Clint Eastwood’s spare and carefully planned directing style works well with Sully, the story about airline captain Chesley “Sully” Sullenberger and his air and ground crew. Dubbed “the miracle on the Hudson,” Sully carefully set his U.S. Airways plane on the surface of the Hudson river and saved the 155 passengers and flight crew. Sully is a semi-local hero (he lives in Danville), and his TV appearances as an airline safety expert, as well as accolades from Presidents Bush and Obama and being grand marshall of the Rose Parade have resulted in him being labelled a “Jimmy Stewart, aw shucks, kinda guy.” Since Stewart is no longer with us, Tom Hanks (who played astronaut Jim Lovell in Apollo 13), is perfectly cast as Sully.

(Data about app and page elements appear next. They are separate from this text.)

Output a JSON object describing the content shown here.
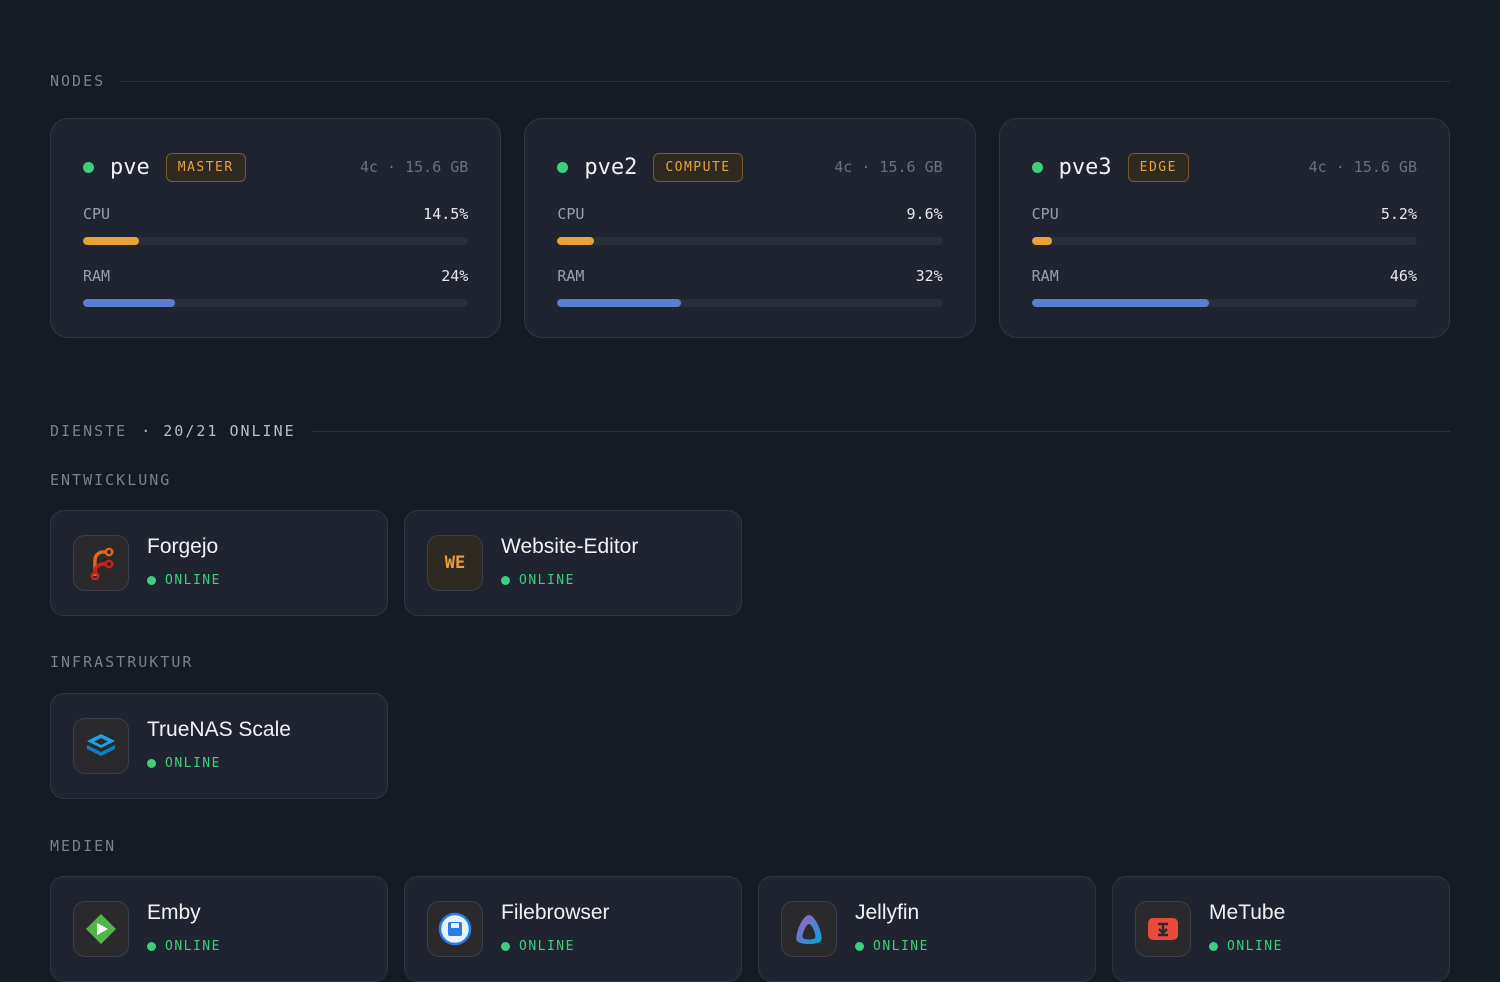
{
  "nodes_section": {
    "title": "NODES"
  },
  "nodes": [
    {
      "name": "pve",
      "role": "MASTER",
      "spec": "4c · 15.6 GB",
      "cpu_label": "CPU",
      "cpu_value": "14.5%",
      "cpu_pct": 14.5,
      "ram_label": "RAM",
      "ram_value": "24%",
      "ram_pct": 24
    },
    {
      "name": "pve2",
      "role": "COMPUTE",
      "spec": "4c · 15.6 GB",
      "cpu_label": "CPU",
      "cpu_value": "9.6%",
      "cpu_pct": 9.6,
      "ram_label": "RAM",
      "ram_value": "32%",
      "ram_pct": 32
    },
    {
      "name": "pve3",
      "role": "EDGE",
      "spec": "4c · 15.6 GB",
      "cpu_label": "CPU",
      "cpu_value": "5.2%",
      "cpu_pct": 5.2,
      "ram_label": "RAM",
      "ram_value": "46%",
      "ram_pct": 46
    }
  ],
  "services_section": {
    "title": "DIENSTE",
    "count": "· 20/21 ONLINE"
  },
  "groups": {
    "entwicklung": {
      "label": "ENTWICKLUNG",
      "services": [
        {
          "name": "Forgejo",
          "status": "ONLINE",
          "icon": "forgejo-icon"
        },
        {
          "name": "Website-Editor",
          "status": "ONLINE",
          "icon": "we-icon",
          "icon_text": "WE"
        }
      ]
    },
    "infrastruktur": {
      "label": "INFRASTRUKTUR",
      "services": [
        {
          "name": "TrueNAS Scale",
          "status": "ONLINE",
          "icon": "truenas-icon"
        }
      ]
    },
    "medien": {
      "label": "MEDIEN",
      "services": [
        {
          "name": "Emby",
          "status": "ONLINE",
          "icon": "emby-icon"
        },
        {
          "name": "Filebrowser",
          "status": "ONLINE",
          "icon": "filebrowser-icon"
        },
        {
          "name": "Jellyfin",
          "status": "ONLINE",
          "icon": "jellyfin-icon"
        },
        {
          "name": "MeTube",
          "status": "ONLINE",
          "icon": "metube-icon"
        }
      ]
    }
  },
  "colors": {
    "online": "#3ecf7c",
    "cpu_bar": "#e8a23a",
    "ram_bar": "#5b7fd0",
    "role": "#e6a23a"
  }
}
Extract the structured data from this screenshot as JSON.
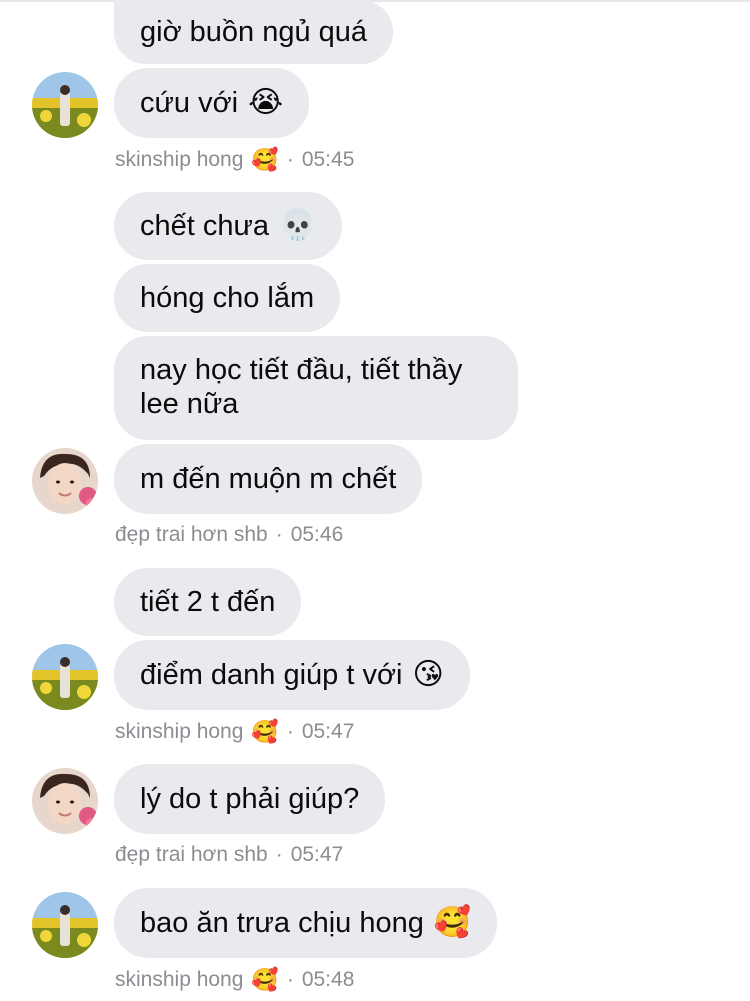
{
  "messages": [
    {
      "text": "giờ buồn ngủ quá",
      "emoji": ""
    },
    {
      "text": "cứu với",
      "emoji": "😭"
    },
    {
      "text": "chết chưa",
      "emoji": "💀"
    },
    {
      "text": "hóng cho lắm",
      "emoji": ""
    },
    {
      "text": "nay học tiết đầu, tiết thầy lee nữa",
      "emoji": ""
    },
    {
      "text": "m đến muộn m chết",
      "emoji": ""
    },
    {
      "text": "tiết 2 t đến",
      "emoji": ""
    },
    {
      "text": "điểm danh giúp t với",
      "emoji": "😘"
    },
    {
      "text": "lý do t phải giúp?",
      "emoji": ""
    },
    {
      "text": "bao ăn trưa chịu hong",
      "emoji": "🥰"
    }
  ],
  "meta": [
    {
      "sender": "skinship hong",
      "emoji": "🥰",
      "sep": "·",
      "time": "05:45"
    },
    {
      "sender": "đẹp trai hơn shb",
      "emoji": "",
      "sep": "·",
      "time": "05:46"
    },
    {
      "sender": "skinship hong",
      "emoji": "🥰",
      "sep": "·",
      "time": "05:47"
    },
    {
      "sender": "đẹp trai hơn shb",
      "emoji": "",
      "sep": "·",
      "time": "05:47"
    },
    {
      "sender": "skinship hong",
      "emoji": "🥰",
      "sep": "·",
      "time": "05:48"
    }
  ],
  "colors": {
    "bubble": "#e9eaee",
    "meta_text": "#8a8d91",
    "text": "#0b0b0b"
  }
}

Presented within the setting of the FAA investigation, the story is told in flashbacks. What we learn is that except for the Canada geese disabling the jet engines, everyone involved in flight 1549 did what they were trained to do. . “I’ve got to thank my crew,” Sully says in testimony, “in the plane and on the ground. Everyone did their job.”
In Little Men, a film written and directed by Ira Sachs, 13-year-old Jake moves into his recently deceased grandfather’s Brooklyn house where the shop downstairs is rented by a Chilean dressmaker and her son. Finding Brooklyn very expensive, Jake’s parents raise the rent on the shop, and ignite a feud between the two families—including the two boys.
What were you doing in 1989? In Southside With You, a young law associate and community organizer was escorting his advisor on a sunny, day-long walk through Southside, Chicago that included a trip to an art exhibit, and an ice cream shop. He wants this to be their first date, while she believes they should remain colleagues—and nothing more. Until a fateful incident with the ice cream cone—when the relationship between the man named Barrack and the woman named Michelle blossoms before our eyes.
Mired in the aftermath of the 2008 recession, two Texan brothers begin robbing banks in an amateurish fashion. They are soon pursued by a pair of Texas Rangers—a grizzled one nearing retirement, and a Native -American/Mexican one. Everyone does what he’s gotta’ do while empathizing with their counterparts and hating the bankers getting fatter from ordinary people’s misery. The background is littered with abandoned stores and houses, graffiti-slashed moans of despair, and an underlying sense of inevitable grief. The acting, in Hell Or Highwater especially by Chris Pine as a bank robber and Jeff Bridges as a lawman, is astoundingly mournful.